[Start of section]
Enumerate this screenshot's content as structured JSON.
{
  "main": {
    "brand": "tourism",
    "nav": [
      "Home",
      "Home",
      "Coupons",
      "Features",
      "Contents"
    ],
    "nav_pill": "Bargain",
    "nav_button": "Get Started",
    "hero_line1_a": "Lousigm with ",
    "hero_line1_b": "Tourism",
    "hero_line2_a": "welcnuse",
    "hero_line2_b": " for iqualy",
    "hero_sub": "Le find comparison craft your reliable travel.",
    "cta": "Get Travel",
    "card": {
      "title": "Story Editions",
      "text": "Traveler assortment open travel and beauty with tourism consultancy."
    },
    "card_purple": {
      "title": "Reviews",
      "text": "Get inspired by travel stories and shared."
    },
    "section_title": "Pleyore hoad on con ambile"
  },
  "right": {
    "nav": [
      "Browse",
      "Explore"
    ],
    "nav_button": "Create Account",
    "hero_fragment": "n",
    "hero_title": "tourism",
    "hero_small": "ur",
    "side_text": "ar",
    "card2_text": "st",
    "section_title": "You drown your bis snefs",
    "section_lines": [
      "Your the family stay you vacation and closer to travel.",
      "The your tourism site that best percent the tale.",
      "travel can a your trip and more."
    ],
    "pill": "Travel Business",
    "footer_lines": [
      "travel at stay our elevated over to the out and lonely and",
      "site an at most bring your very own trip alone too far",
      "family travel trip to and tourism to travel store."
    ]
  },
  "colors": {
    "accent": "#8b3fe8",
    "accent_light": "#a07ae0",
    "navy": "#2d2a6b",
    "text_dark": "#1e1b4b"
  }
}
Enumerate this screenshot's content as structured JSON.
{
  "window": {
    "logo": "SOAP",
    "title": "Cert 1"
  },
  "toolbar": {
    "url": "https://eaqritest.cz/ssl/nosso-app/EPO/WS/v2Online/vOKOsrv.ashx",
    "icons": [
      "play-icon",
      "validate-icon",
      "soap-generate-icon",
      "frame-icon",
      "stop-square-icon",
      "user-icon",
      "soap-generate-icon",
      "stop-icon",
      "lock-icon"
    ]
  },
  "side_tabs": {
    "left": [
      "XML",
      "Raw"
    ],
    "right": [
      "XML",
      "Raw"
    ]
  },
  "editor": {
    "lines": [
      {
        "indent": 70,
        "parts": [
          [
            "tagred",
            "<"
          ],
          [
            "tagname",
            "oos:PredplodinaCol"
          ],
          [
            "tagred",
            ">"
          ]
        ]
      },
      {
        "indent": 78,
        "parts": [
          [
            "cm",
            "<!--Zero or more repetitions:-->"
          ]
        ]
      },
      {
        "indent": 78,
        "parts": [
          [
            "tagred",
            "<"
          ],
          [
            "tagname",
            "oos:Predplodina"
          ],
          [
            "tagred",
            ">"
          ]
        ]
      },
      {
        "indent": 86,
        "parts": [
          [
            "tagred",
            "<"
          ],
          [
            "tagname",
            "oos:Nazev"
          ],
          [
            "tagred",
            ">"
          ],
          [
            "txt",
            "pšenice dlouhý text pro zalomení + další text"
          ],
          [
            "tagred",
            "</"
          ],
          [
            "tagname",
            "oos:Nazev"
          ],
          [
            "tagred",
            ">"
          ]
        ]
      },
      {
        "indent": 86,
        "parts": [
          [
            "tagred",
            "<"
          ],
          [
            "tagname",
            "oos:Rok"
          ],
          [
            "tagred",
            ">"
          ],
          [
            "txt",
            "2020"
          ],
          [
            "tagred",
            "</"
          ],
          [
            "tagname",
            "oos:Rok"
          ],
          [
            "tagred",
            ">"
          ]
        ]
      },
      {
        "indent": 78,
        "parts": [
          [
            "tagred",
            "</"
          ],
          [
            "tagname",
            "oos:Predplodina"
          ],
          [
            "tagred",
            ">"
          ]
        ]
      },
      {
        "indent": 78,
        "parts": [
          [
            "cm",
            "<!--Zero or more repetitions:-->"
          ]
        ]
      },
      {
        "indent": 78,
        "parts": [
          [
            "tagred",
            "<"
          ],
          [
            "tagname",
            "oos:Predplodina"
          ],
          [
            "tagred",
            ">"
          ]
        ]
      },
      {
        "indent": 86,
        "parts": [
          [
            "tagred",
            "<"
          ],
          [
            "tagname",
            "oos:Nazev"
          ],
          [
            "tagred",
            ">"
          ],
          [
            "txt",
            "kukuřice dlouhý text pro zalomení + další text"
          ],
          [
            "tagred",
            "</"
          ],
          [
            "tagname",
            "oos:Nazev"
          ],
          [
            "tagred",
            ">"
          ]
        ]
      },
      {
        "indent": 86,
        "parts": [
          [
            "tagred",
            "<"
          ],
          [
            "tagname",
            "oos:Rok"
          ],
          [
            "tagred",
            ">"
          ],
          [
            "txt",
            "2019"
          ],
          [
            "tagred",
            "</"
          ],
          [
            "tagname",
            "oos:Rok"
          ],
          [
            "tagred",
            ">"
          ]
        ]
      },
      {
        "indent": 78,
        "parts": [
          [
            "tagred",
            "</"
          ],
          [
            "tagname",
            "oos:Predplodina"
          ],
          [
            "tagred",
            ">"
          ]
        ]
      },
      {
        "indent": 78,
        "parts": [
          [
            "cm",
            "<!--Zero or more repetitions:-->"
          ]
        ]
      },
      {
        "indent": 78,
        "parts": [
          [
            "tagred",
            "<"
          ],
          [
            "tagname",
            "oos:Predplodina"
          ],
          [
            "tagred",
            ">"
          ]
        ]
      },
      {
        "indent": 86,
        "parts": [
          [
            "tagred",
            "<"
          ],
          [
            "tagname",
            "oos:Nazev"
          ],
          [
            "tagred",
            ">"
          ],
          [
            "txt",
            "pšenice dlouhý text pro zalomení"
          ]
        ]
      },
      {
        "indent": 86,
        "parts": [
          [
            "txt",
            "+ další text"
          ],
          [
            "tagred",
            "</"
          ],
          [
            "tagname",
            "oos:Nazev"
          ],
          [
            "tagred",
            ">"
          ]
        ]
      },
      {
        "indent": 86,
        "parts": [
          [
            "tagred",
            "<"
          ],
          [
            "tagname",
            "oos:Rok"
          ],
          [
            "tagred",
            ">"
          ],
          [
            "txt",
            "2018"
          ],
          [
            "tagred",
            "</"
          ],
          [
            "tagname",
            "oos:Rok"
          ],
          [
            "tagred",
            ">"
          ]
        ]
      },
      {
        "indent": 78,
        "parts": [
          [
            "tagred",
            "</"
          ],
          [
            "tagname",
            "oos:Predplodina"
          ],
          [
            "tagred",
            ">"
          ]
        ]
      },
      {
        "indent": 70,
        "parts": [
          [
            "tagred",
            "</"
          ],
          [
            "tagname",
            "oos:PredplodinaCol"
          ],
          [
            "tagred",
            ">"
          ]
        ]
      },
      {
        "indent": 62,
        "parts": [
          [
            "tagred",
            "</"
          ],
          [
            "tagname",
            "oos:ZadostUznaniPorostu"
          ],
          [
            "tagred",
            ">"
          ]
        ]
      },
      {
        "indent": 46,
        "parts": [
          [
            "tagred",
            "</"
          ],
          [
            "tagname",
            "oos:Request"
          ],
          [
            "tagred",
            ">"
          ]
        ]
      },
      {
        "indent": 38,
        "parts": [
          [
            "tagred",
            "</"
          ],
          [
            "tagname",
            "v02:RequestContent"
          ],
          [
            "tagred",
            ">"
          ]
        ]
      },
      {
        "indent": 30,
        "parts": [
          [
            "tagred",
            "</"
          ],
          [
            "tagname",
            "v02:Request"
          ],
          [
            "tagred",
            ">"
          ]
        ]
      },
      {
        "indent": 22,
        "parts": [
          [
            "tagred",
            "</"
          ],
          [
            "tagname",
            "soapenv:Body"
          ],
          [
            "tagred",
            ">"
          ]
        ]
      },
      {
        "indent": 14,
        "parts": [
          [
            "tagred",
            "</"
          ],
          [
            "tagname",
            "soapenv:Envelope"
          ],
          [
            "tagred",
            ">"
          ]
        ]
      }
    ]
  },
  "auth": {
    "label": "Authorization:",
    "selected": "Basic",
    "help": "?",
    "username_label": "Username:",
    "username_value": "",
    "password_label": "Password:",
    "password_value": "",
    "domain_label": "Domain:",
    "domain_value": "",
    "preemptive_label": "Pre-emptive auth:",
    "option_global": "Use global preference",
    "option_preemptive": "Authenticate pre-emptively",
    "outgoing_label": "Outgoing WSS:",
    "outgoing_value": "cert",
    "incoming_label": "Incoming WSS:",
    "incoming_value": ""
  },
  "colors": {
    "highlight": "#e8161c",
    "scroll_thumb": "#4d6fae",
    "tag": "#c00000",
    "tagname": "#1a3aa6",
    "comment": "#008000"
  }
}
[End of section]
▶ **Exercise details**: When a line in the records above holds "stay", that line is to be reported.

▶ **Answer to the exercise**:
      "Your the family stay you vacation and closer to travel.",
      "travel at stay our elevated over to the out and lonely and",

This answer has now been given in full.